Winner: Bully Ray

ROH Six Man Tag Team Championship match
Champions, Dalton Castle & The Boys (Brendan & Brent) vs.
Jushin Thunder Liger, CMLL World Trios Champion, Mistico & Delirious
Delirious started off against Castle, but chased the Boys around the ring before tagging out, never engaging with Castle. Mistico came in and quickly took Castle down and sent him to the outside before he tagged out to Liger, who squared off with Castle after the crowd serenaded him. The two hit dueling peacock poses before locking up. Riccaboni also joined in on the singing, showing off his pipes. Eventually the Boys fanned LIger, infuriating him, as he tagged out. One of the Boys, which was unclear because their hair was back to the same color, took a fair share of punishment before attempting some twin magic. The Masked men seemed to catch on and Delirious tagged in, chest raking one Boy and back raking another before catching Castle with a super rake off the top rope. Liger eventually tired twin magic with Delirious, which everyone say through, leading to a mele. In the ensuing confusion, Castle hit Delirious with a Bang-A-Rang for the pinfall victory. A perfectly fine comedy match here, but not for my personal taste when a title is being contested.

Winner:Dalton Castle & The Boys

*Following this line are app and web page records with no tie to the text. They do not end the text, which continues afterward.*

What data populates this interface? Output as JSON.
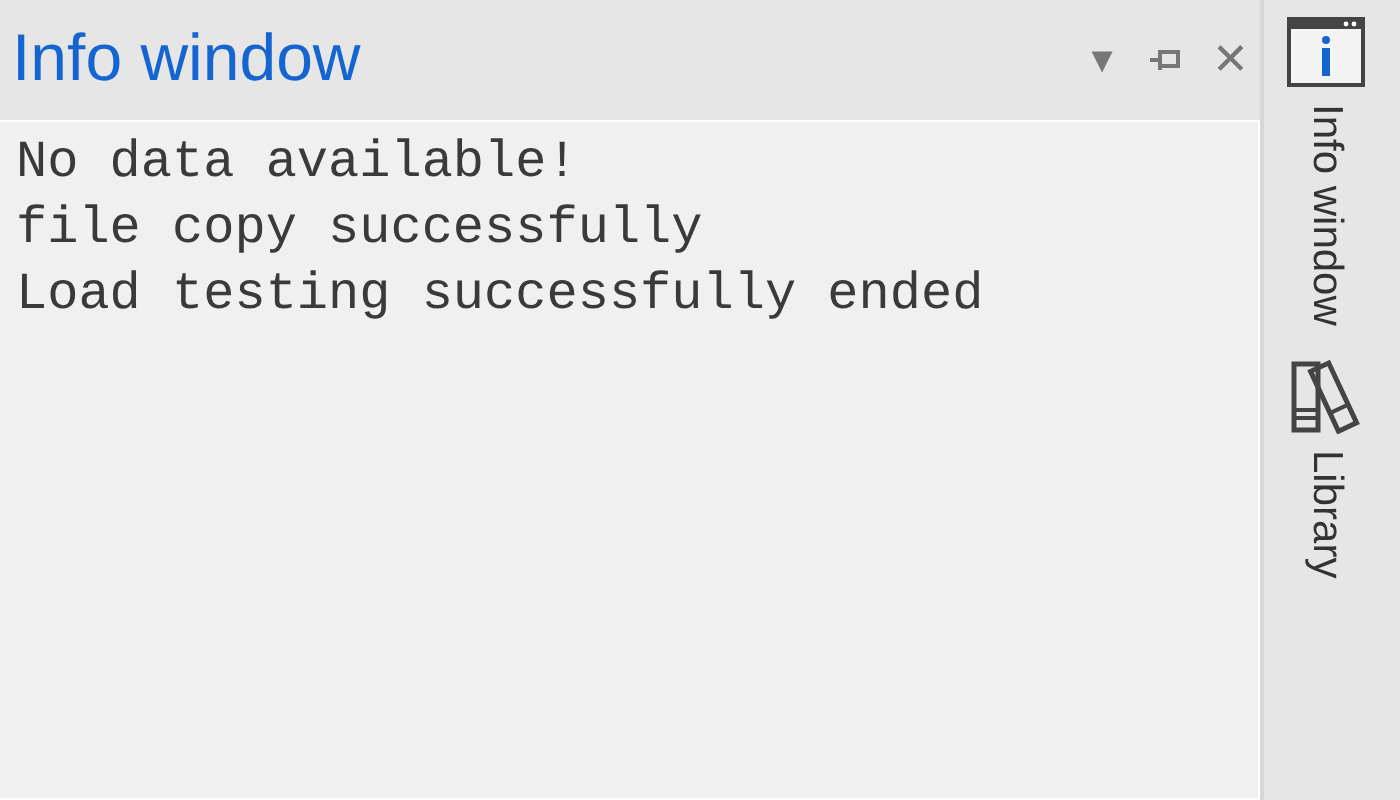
{
  "panel": {
    "title": "Info window",
    "menu_glyph": "▼",
    "close_glyph": "✕"
  },
  "messages": [
    "No data available!",
    "file copy successfully",
    "Load testing successfully ended"
  ],
  "side_tabs": [
    {
      "label": "Info window",
      "kind": "info"
    },
    {
      "label": "Library",
      "kind": "library"
    }
  ]
}
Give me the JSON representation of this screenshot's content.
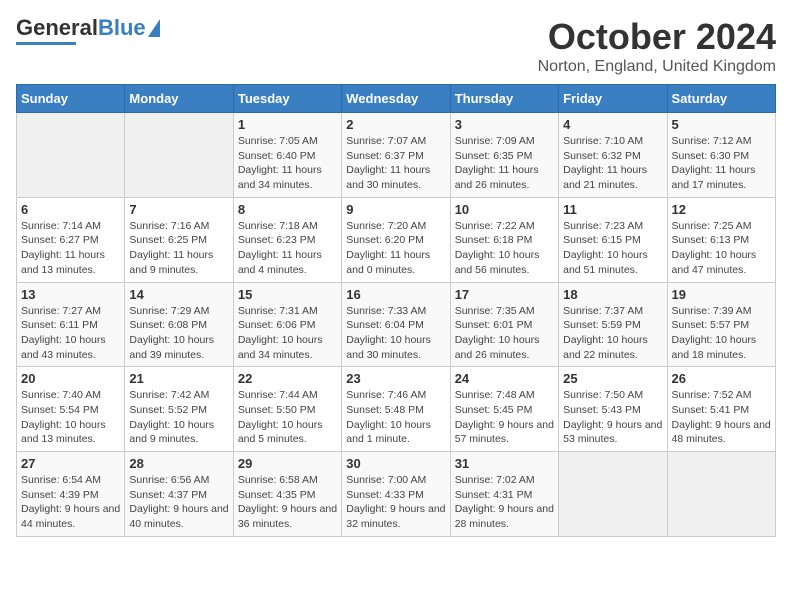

ROH World Television Championship match
KUSHIDA (c) vs. Titan
Kushida took control early, tossing Titan to the outside before grabbing a seat from the audience and dropkicking the CMLL star into the barricade. KUSHIDA brought the action back inside and continually worked the arm over. KUSHIDA’s game planning reminds me of creating a wrestler moveset in WWE games and assuring that every move damages the limb that the finisher focuses on; it’s believable and makes for a great story. Titan was able to gain control and hit an unbelievable moonsault to KUSHIDA on the outside, actually landing on the guardrail and falling over into the crowd, but still managed to get up. Eventually KUSHIDA hit Back to the Future for the win in what was easily the best match on the card and one of the better ROH TV matches that I have seen in awhile.

Winner: KUSHIDA

Ten Man Tag Team match
Los Ingobernables De Japon (Tetsuya Naito, Hiromu Takahashi, SANADA, EVIL, BUSHI) vs. Bullet Club (Cody Rhodes,The Young Bucks, Marty Scurll & Adam Page)
Takahashi and Scurll to start, with Scurll grabbing his umbrella, which Takahashi threatened to lick. They finally locked up and Scurll hit his bird pose before Takahashi floored him with a hurricanrana and hit his own version of the pose. Daryl joined commentary and Ian tried asking hard-hitting questions, but Daryl’s shock prevented him from responding. The match had some really great moments, some  expected, like a full Bullet Club Rise of the Terminators, but there was also a five way figure four from Bullet Club to LIJ as a tribute to Flair which was a great moment. All the BC members then went for a moonsault and Scurll was last to go, albet with a great deal of trepidation. The hits continued with a 5 star Meltzer driver on Daryl, though thankfully he was okay, despite Takahashi’s histrionics to the contrary. The end came after a 5 way super kick to Takahashi, but a Bushi mist, an EVIL clothesline and Destino later led to the win for LIJ in what was a seriously fun romp.

Winners: LIJ

Final Reaction: B+/A-

Although I have not seen the Edinburgh show, this was the show should have the iPPV, not Liverpool. The crowd in London was intro almost every match and their ebullience was contagious. Even during prolonged comedy spots, the audience was happy to participate. The main event was given the time it needed and was full of fan service here, while still coming off as a battle between two sides that really dislike each other. KUSHIDA continues to put on stellar performances as the ROH TV champion and the “visiting” talent really shone here. This is definite recommendation if you are on the fence about ordering the VOD and if you’re vacillating between the Liverpool show and the London show, there’s no question that this is the show to watch.

Buy it from ROH here

Thanks for stopping by again this week and look for more Ring of Honor coverage the same time next week. Until then, please go over to Running Wild Podcast and take a listen to a show that covers oodles of wrestling news and ridiculous conversations. You can find us on iTunes, Stitcher, Soundcloud and Google Play store.